• **Problem description**:
Search term "kiválasztása": copy each line of the records that contains it.
(Material supplied)
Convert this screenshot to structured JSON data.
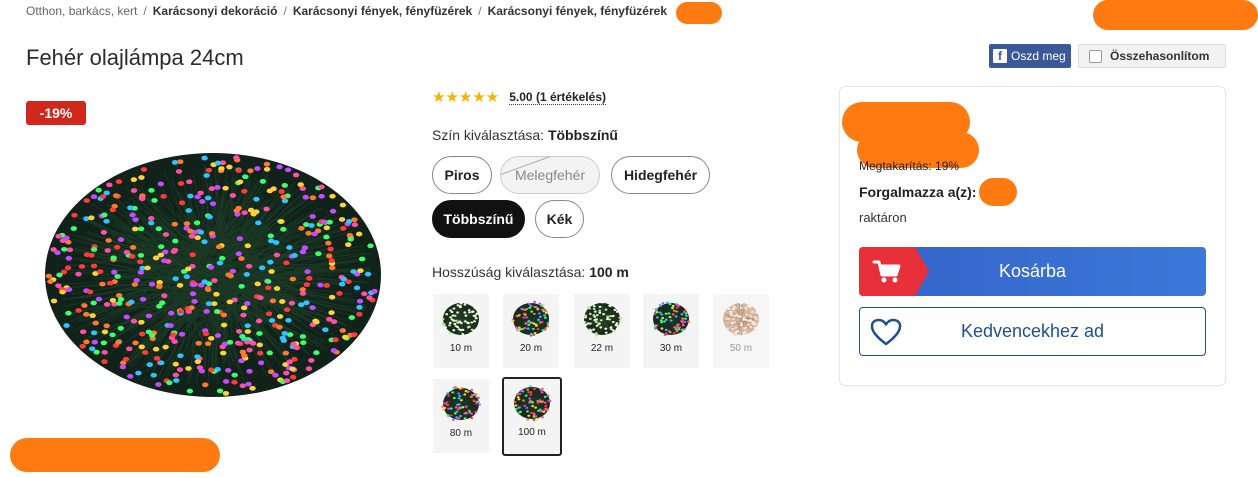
{
  "breadcrumb": {
    "items": [
      "Otthon, barkács, kert",
      "Karácsonyi dekoráció",
      "Karácsonyi fények, fényfüzérek",
      "Karácsonyi fények, fényfüzérek"
    ],
    "separator": "/"
  },
  "product": {
    "title": "Fehér olajlámpa 24cm",
    "discount_badge": "-19%",
    "image_icon": "christmas-light-string-image"
  },
  "share": {
    "label": "Oszd meg",
    "icon": "facebook-icon",
    "icon_glyph": "f",
    "color": "#3b5998"
  },
  "compare": {
    "label": "Összehasonlítom"
  },
  "rating": {
    "stars": "★★★★★",
    "value": 5,
    "link_text": "5.00 (1 értékelés)"
  },
  "color_option": {
    "label": "Szín kiválasztása:",
    "selected": "Többszínű",
    "options": [
      {
        "label": "Piros",
        "state": "available"
      },
      {
        "label": "Melegfehér",
        "state": "disabled"
      },
      {
        "label": "Hidegfehér",
        "state": "available"
      },
      {
        "label": "Többszínű",
        "state": "selected"
      },
      {
        "label": "Kék",
        "state": "available"
      }
    ]
  },
  "length_option": {
    "label": "Hosszúság kiválasztása:",
    "selected": "100 m",
    "options": [
      {
        "label": "10 m",
        "state": "available"
      },
      {
        "label": "20 m",
        "state": "available"
      },
      {
        "label": "22 m",
        "state": "available"
      },
      {
        "label": "30 m",
        "state": "available"
      },
      {
        "label": "50 m",
        "state": "disabled"
      },
      {
        "label": "80 m",
        "state": "available"
      },
      {
        "label": "100 m",
        "state": "selected"
      }
    ]
  },
  "purchase": {
    "saving": "Megtakarítás: 19%",
    "distributor_label": "Forgalmazza a(z):",
    "stock": "raktáron",
    "cart_label": "Kosárba",
    "favorite_label": "Kedvencekhez ad",
    "cart_accent": "#e8303a",
    "primary_color": "#3b78d8"
  }
}
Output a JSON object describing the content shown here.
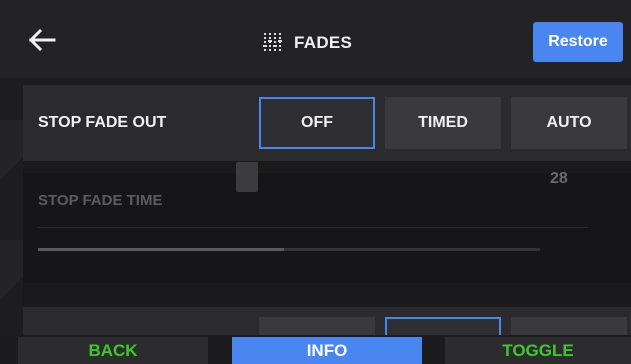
{
  "header": {
    "back_icon": "back-arrow-icon",
    "title_icon": "sliders-icon",
    "title": "FADES",
    "restore_label": "Restore",
    "accent": "#4a86f0"
  },
  "stop_fade_out": {
    "label": "STOP FADE OUT",
    "options": [
      "OFF",
      "TIMED",
      "AUTO"
    ],
    "selected": "OFF"
  },
  "stop_fade_time": {
    "label": "STOP FADE TIME",
    "value": "28",
    "fill_percent": 49
  },
  "bottom_bar": {
    "back_label": "BACK",
    "info_label": "INFO",
    "toggle_label": "TOGGLE",
    "green": "#3ec92b"
  }
}
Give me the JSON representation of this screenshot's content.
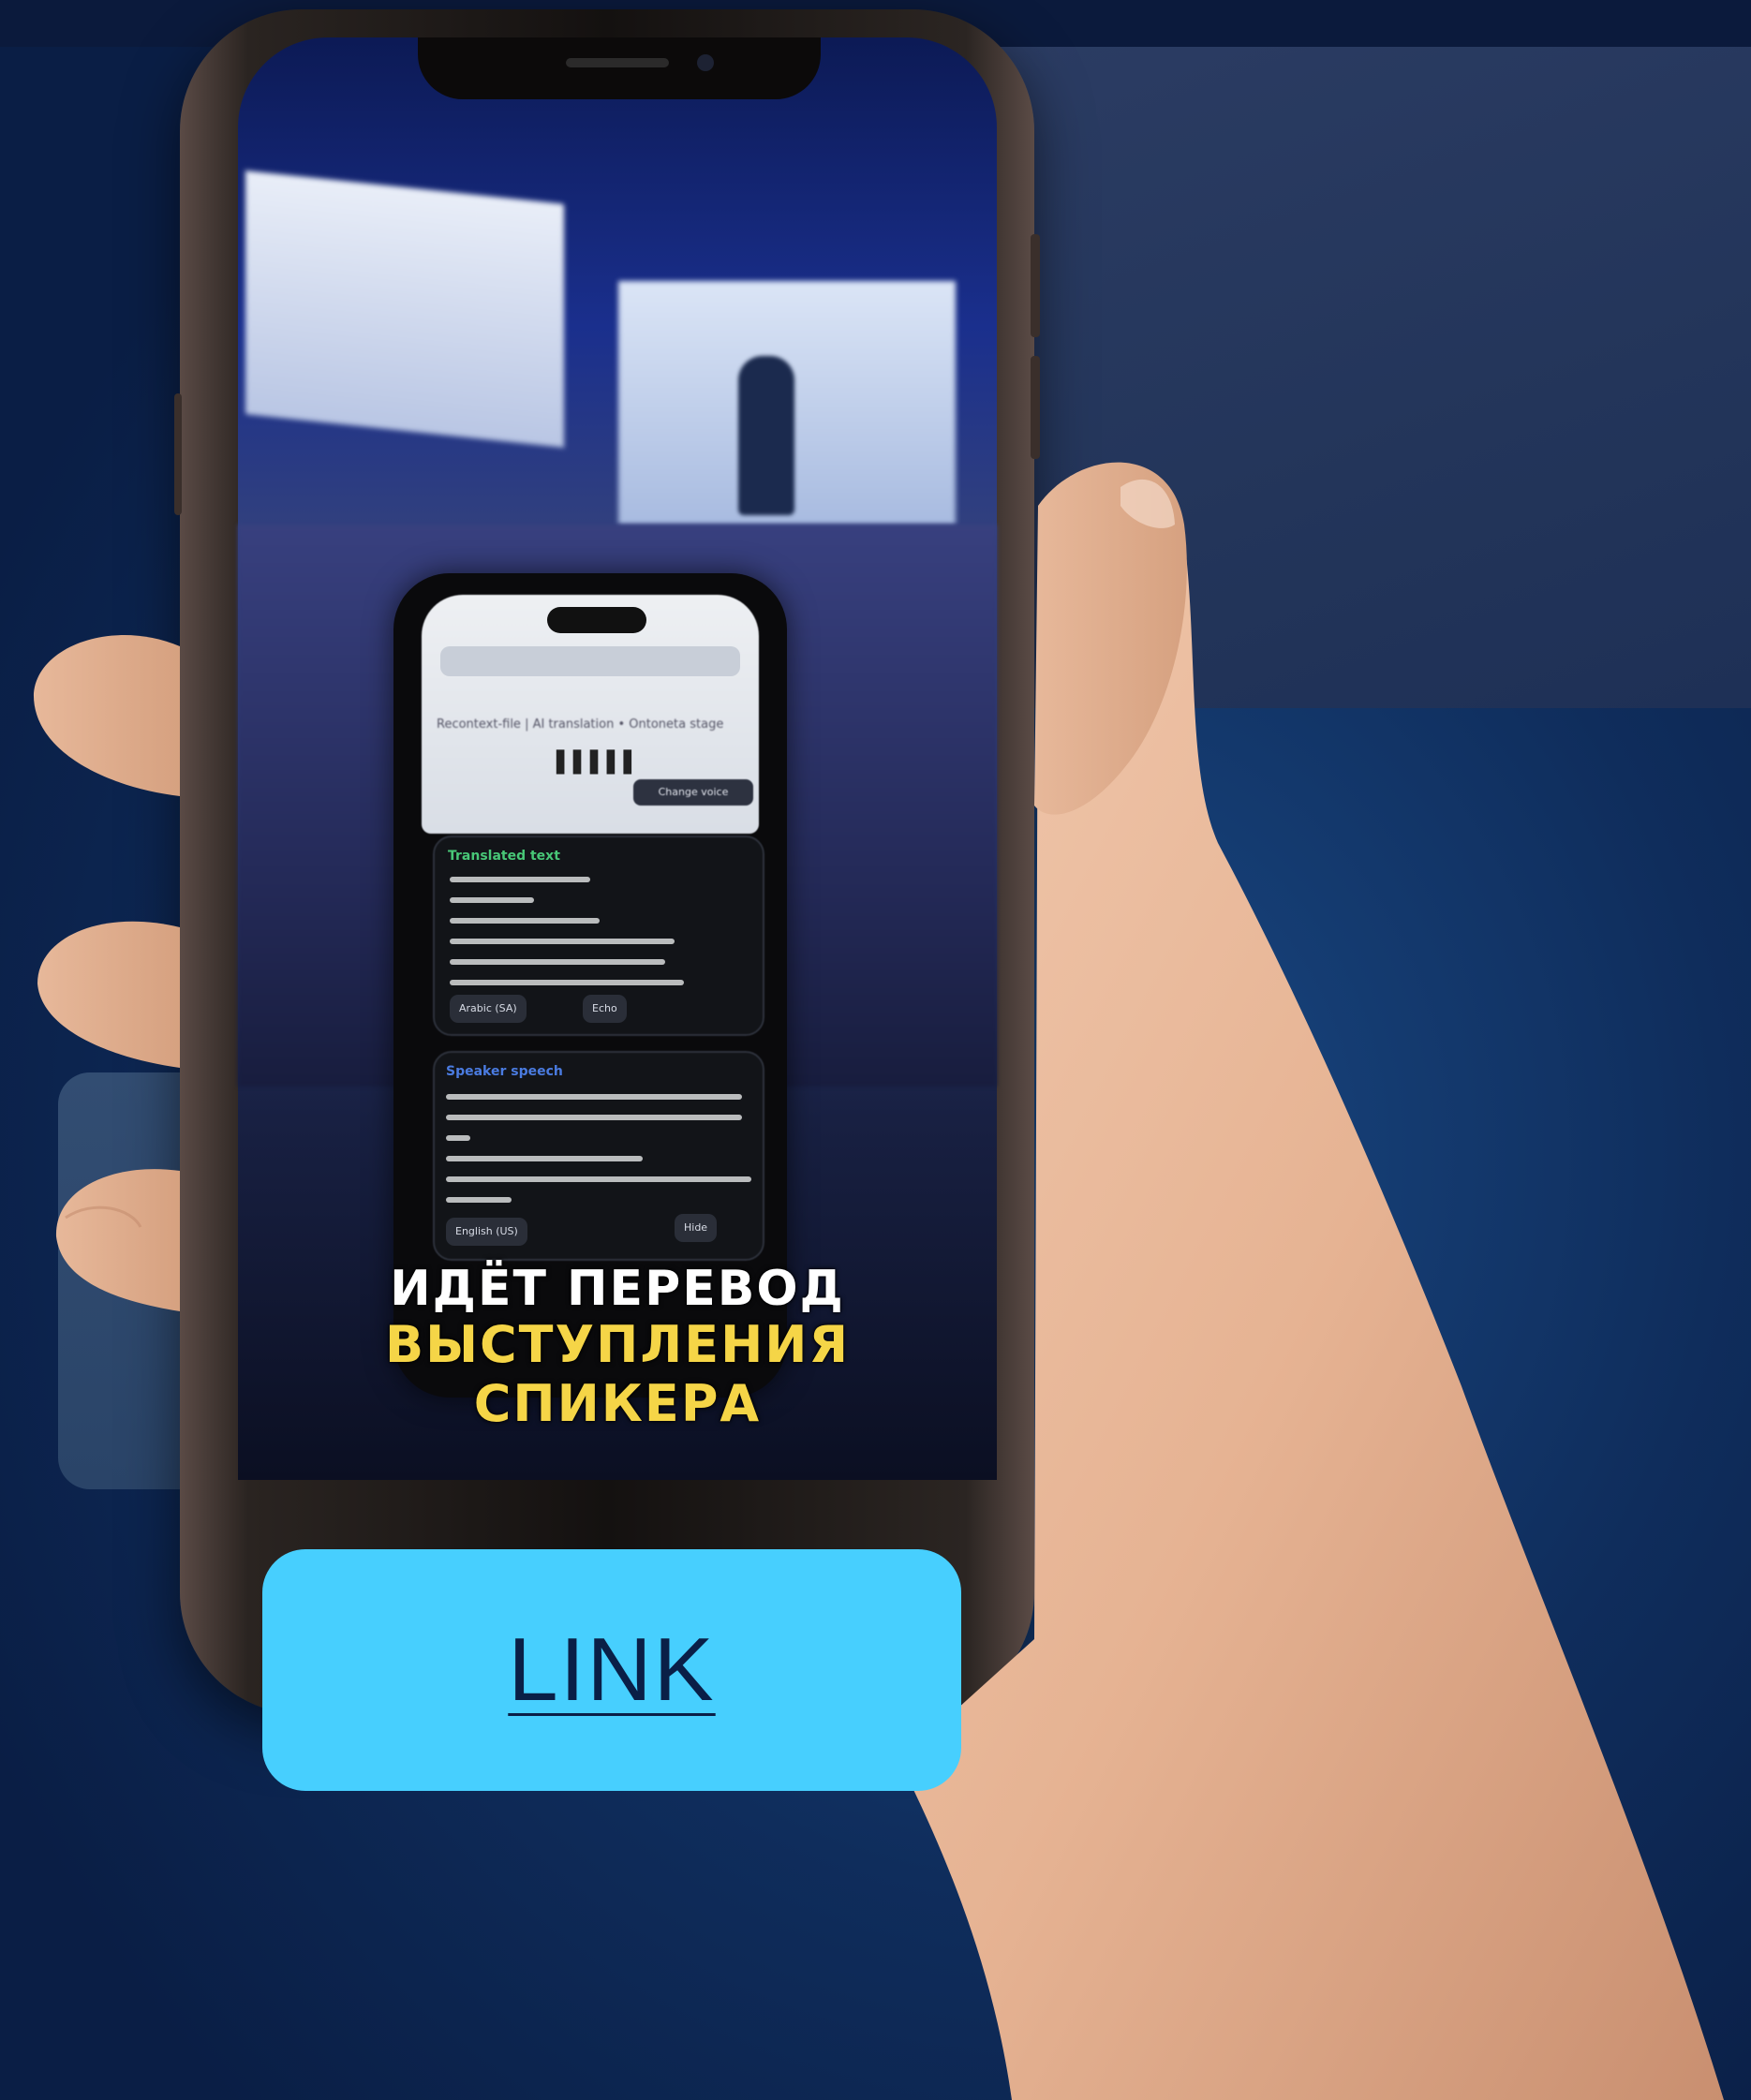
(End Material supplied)
• **Answer space**:
    "label": "Szín kiválasztása:",
    "label": "Hosszúság kiválasztása:",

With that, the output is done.